Excerpts from an interface dataset

----------

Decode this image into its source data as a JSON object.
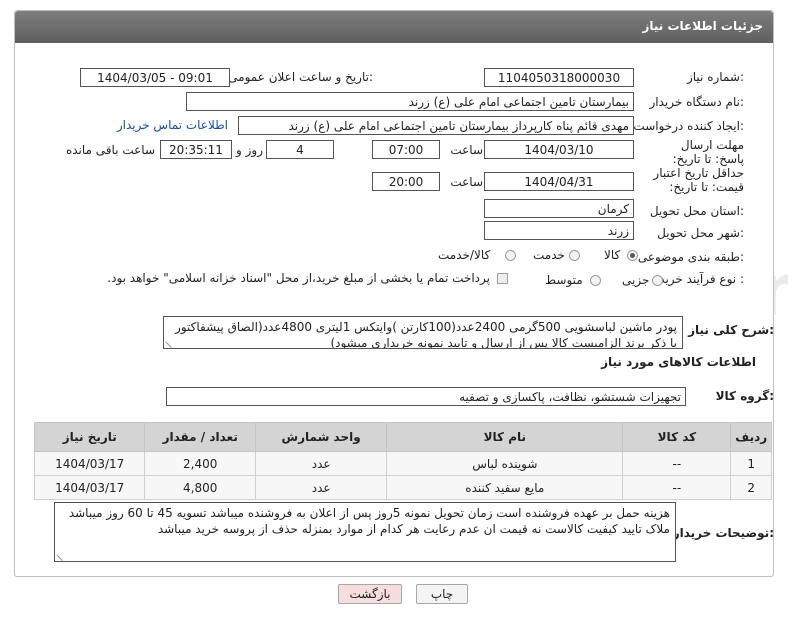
{
  "header": {
    "title": "جزئیات اطلاعات نیاز"
  },
  "labels": {
    "need_number": "شماره نیاز:",
    "announce_datetime": "تاریخ و ساعت اعلان عمومی:",
    "buyer_org": "نام دستگاه خریدار:",
    "requester": "ایجاد کننده درخواست:",
    "deadline_send": "مهلت ارسال پاسخ: تا تاریخ:",
    "price_valid": "حداقل تاریخ اعتبار قیمت: تا تاریخ:",
    "hour": "ساعت",
    "day_and": "روز و",
    "remaining": "ساعت باقی مانده",
    "province": "استان محل تحویل:",
    "city": "شهر محل تحویل:",
    "category": "طبقه بندی موضوعی:",
    "process_type": "نوع فرآیند خرید :",
    "overview": "شرح کلی نیاز:",
    "goods_info": "اطلاعات کالاهای مورد نیاز",
    "goods_group": "گروه کالا:",
    "buyer_notes": "توضیحات خریدار:"
  },
  "fields": {
    "need_number": "1104050318000030",
    "announce_datetime": "1404/03/05 - 09:01",
    "buyer_org": "بیمارستان تامین اجتماعی امام علی (ع) زرند",
    "requester": "مهدی  قائم پناه  کارپرداز بیمارستان تامین اجتماعی امام علی (ع) زرند",
    "contact_link": "اطلاعات تماس خریدار",
    "deadline_date": "1404/03/10",
    "deadline_time": "07:00",
    "days": "4",
    "remaining_time": "20:35:11",
    "price_valid_date": "1404/04/31",
    "price_valid_time": "20:00",
    "province": "کرمان",
    "city": "زرند",
    "overview": "پودر ماشین لباسشویی 500گرمی 2400عدد(100کارتن )وایتکس 1لیتری 4800عدد(الصاق پیشفاکتور با ذکر برند الزامیست کالا پس از ارسال و تایید نمونه خریداری میشود)",
    "goods_group": "تجهیزات شستشو، نظافت، پاکسازی و تصفیه",
    "buyer_notes": "هزینه حمل بر عهده فروشنده است زمان تحویل نمونه 5روز پس از اعلان به فروشنده میباشد تسویه 45 تا 60 روز میباشد ملاک تایید کیفیت کالاست نه قیمت ان عدم رعایت هر کدام از موارد بمنزله حذف از پروسه خرید میباشد"
  },
  "category_options": [
    {
      "label": "کالا",
      "selected": true
    },
    {
      "label": "خدمت",
      "selected": false
    },
    {
      "label": "کالا/خدمت",
      "selected": false
    }
  ],
  "process_options": [
    {
      "label": "جزیی",
      "selected": false
    },
    {
      "label": "متوسط",
      "selected": false
    }
  ],
  "payment_note": "پرداخت تمام یا بخشی از مبلغ خرید،از محل \"اسناد خزانه اسلامی\" خواهد بود.",
  "table": {
    "headers": [
      "ردیف",
      "کد کالا",
      "نام کالا",
      "واحد شمارش",
      "تعداد / مقدار",
      "تاریخ نیاز"
    ],
    "rows": [
      [
        "1",
        "--",
        "شوینده لباس",
        "عدد",
        "2,400",
        "1404/03/17"
      ],
      [
        "2",
        "--",
        "مایع سفید کننده",
        "عدد",
        "4,800",
        "1404/03/17"
      ]
    ]
  },
  "buttons": {
    "print": "چاپ",
    "back": "بازگشت"
  },
  "colors": {
    "header_bg": "#6e6e6e",
    "table_header_bg": "#d4d4d4",
    "link": "#1a4fa0",
    "back_button_bg": "#f7dede"
  }
}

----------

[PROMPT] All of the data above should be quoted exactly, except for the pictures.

[OUTPUT FOR THIS EXERCISE]
Decode this image into its source data as a JSON object.
{
  "header": {
    "title": "جزئیات اطلاعات نیاز"
  },
  "labels": {
    "need_number": "شماره نیاز:",
    "announce_datetime": "تاریخ و ساعت اعلان عمومی:",
    "buyer_org": "نام دستگاه خریدار:",
    "requester": "ایجاد کننده درخواست:",
    "deadline_send": "مهلت ارسال پاسخ: تا تاریخ:",
    "price_valid": "حداقل تاریخ اعتبار قیمت: تا تاریخ:",
    "hour": "ساعت",
    "day_and": "روز و",
    "remaining": "ساعت باقی مانده",
    "province": "استان محل تحویل:",
    "city": "شهر محل تحویل:",
    "category": "طبقه بندی موضوعی:",
    "process_type": "نوع فرآیند خرید :",
    "overview": "شرح کلی نیاز:",
    "goods_info": "اطلاعات کالاهای مورد نیاز",
    "goods_group": "گروه کالا:",
    "buyer_notes": "توضیحات خریدار:"
  },
  "fields": {
    "need_number": "1104050318000030",
    "announce_datetime": "1404/03/05 - 09:01",
    "buyer_org": "بیمارستان تامین اجتماعی امام علی (ع) زرند",
    "requester": "مهدی  قائم پناه  کارپرداز بیمارستان تامین اجتماعی امام علی (ع) زرند",
    "contact_link": "اطلاعات تماس خریدار",
    "deadline_date": "1404/03/10",
    "deadline_time": "07:00",
    "days": "4",
    "remaining_time": "20:35:11",
    "price_valid_date": "1404/04/31",
    "price_valid_time": "20:00",
    "province": "کرمان",
    "city": "زرند",
    "overview": "پودر ماشین لباسشویی 500گرمی 2400عدد(100کارتن )وایتکس 1لیتری 4800عدد(الصاق پیشفاکتور با ذکر برند الزامیست کالا پس از ارسال و تایید نمونه خریداری میشود)",
    "goods_group": "تجهیزات شستشو، نظافت، پاکسازی و تصفیه",
    "buyer_notes": "هزینه حمل بر عهده فروشنده است زمان تحویل نمونه 5روز پس از اعلان به فروشنده میباشد تسویه 45 تا 60 روز میباشد ملاک تایید کیفیت کالاست نه قیمت ان عدم رعایت هر کدام از موارد بمنزله حذف از پروسه خرید میباشد"
  },
  "category_options": [
    {
      "label": "کالا",
      "selected": true
    },
    {
      "label": "خدمت",
      "selected": false
    },
    {
      "label": "کالا/خدمت",
      "selected": false
    }
  ],
  "process_options": [
    {
      "label": "جزیی",
      "selected": false
    },
    {
      "label": "متوسط",
      "selected": false
    }
  ],
  "payment_note": "پرداخت تمام یا بخشی از مبلغ خرید،از محل \"اسناد خزانه اسلامی\" خواهد بود.",
  "table": {
    "headers": [
      "ردیف",
      "کد کالا",
      "نام کالا",
      "واحد شمارش",
      "تعداد / مقدار",
      "تاریخ نیاز"
    ],
    "rows": [
      [
        "1",
        "--",
        "شوینده لباس",
        "عدد",
        "2,400",
        "1404/03/17"
      ],
      [
        "2",
        "--",
        "مایع سفید کننده",
        "عدد",
        "4,800",
        "1404/03/17"
      ]
    ]
  },
  "buttons": {
    "print": "چاپ",
    "back": "بازگشت"
  },
  "colors": {
    "header_bg": "#6e6e6e",
    "table_header_bg": "#d4d4d4",
    "link": "#1a4fa0",
    "back_button_bg": "#f7dede"
  }
}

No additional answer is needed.